**Exercise instructions**
From the entries below, extract every line that includes the word "Import".
───── Record excerpts ─────
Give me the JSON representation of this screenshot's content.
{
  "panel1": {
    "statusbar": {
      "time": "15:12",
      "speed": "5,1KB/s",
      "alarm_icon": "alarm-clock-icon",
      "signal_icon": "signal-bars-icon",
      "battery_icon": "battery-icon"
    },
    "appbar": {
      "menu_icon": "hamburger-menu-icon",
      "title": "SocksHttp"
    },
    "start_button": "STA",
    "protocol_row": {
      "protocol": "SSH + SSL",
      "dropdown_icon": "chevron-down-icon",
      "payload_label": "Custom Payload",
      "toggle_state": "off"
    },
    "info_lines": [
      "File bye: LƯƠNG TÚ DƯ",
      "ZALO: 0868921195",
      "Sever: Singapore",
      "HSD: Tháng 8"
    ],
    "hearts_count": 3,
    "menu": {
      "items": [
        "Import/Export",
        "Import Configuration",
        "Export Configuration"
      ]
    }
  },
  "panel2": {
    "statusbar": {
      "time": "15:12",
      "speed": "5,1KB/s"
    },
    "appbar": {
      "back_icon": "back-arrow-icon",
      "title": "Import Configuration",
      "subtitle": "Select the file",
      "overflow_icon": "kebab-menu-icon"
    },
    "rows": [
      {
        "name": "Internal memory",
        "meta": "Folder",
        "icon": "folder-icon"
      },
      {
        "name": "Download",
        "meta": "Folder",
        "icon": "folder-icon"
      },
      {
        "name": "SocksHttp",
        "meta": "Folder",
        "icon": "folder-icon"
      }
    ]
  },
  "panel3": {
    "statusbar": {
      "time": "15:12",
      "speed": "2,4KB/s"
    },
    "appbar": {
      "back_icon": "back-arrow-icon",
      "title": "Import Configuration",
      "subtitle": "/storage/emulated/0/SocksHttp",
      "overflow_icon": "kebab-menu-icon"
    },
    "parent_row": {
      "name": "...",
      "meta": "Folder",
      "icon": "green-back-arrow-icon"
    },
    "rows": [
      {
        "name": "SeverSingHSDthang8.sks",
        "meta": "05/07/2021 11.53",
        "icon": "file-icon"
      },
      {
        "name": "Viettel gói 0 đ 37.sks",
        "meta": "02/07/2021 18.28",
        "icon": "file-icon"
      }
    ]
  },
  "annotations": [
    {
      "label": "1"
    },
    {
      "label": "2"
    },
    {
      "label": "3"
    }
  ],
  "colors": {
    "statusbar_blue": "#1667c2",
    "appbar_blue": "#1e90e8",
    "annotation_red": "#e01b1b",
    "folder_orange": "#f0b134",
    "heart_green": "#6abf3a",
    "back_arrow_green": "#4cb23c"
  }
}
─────
**Solution to this exercise**
        "Import/Export",
        "Import Configuration",
      "title": "Import Configuration",
      "title": "Import Configuration",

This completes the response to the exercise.